It is clear that Michael and Diane were eccentric souls on the performing stage and off. The details of their marriage were quite interesting as children entered the equation thus affecting the priorities of their show business careers. Michael was rather laid back about his acting profession and chose to linger about the house and enjoy the company of the kiddies. Diane, on the other hand, was hungry and striving for more opportunities to perform and be independent. As told to Sarah by Michael and others that vouched for her character, Diane was a free-spirit exuding an energetic playfulness. Her exuberance was infectious according to her stage play colleagues as Diane wanted more for Michael and herself career-wise. Michael, with some evidence of sadness in his eyes, commented that Diane had always made it known that he had squandered his talents and could have been more ambitious and assertive.
Interestingly, ‘Stories We Tell’ takes on a darker shade of sorrow as Polley uncovers the scattered demons of her overly spry and popular mother Diane that would follow her to an early grave. Stark discussions lead to such fodder as Diane’s deteriorating marriage to Michael, her continued expectations of finding rewarding acting gigs, brief contemplations with abortion, an uneasy first marriage to a man named George and eventual abandonment of her two children with him (Diane Polley is believed to be the first woman in Canada that lost custody of her kids to her husband for adultery) and the several love affairs outside of her marriage to Michael.
Through these varying accounts from her father Michael, a handful of siblings, Diane’s close buddies and co-workers and even former lovers (i.e. ex-acting pal ‘Jeff’ and award-winning Canadian producer Harry Gulkin) we see how affecting it is in Sarah Polley’s eyes to experience the bouts of sadness and conflict her mother endured as she longed for stability and happiness. As loving and adoringly wacky as Diane Polley was at heart’ she was also hurting inside and trapped with unkind memories of personalised failures.
When the film shifts into an emotional and psychological mode where find that Diane’s wandering eye was the cause of Sarah’s conception from another man and not the good-natured rascal Michael we realise how both devastating and exhilarating ‘Stories We Tell’ is at its twisty core.
Should we feel outraged and sorry for Sarah Polley upon her stumbling across her mother Diane’s sexual dalliances that resulted in her birth? Which of the men that was instrumental in her wounded mother Diane’s life is the actual birth father? How will this revelation impact Sarah’s relationship with her ‘other’ father Michael and the siblings that are now considered half-siblings? Can Sarah and her newfound birth father make up for all that time lost? More important, can the Diane Polley be forgiven for a chaotic lifetime of loves, laugh and loss?

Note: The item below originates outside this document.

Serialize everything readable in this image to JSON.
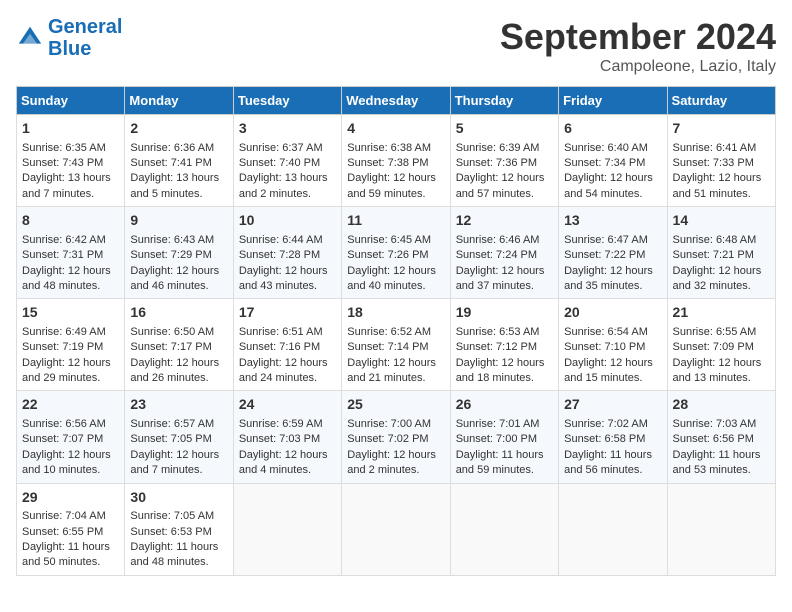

The intriguing factor behind ‘Stories We Tell’ is what Polley’s dutiful documentary set out to do and that was to ask the tough questions and come up with the complex answers. ‘Stories We Tell’ is unapologetic, inspirational and hits a raw nerve about the resiliency of whom and what we are and where we hail from. Do we have the fortitude to overcome our adversity or can we benefit from the advantages we were given?
As a preferred subject matter Diane Polley was Sarah’s ‘mysterious woman’ at large. In adulthood and motherhood, she was seriously flawed in many aspects. Still, the affection and respect that Polley as a movie-maker reserves for her talented late mother and the available storytellers on hand to bridge together tales of healing through various on-the-spot recollection is indeed an absorbing blueprint to share with an otherwise judgmental world.
NOTE: Focus of New York film critic Frank Ochieng is a member of: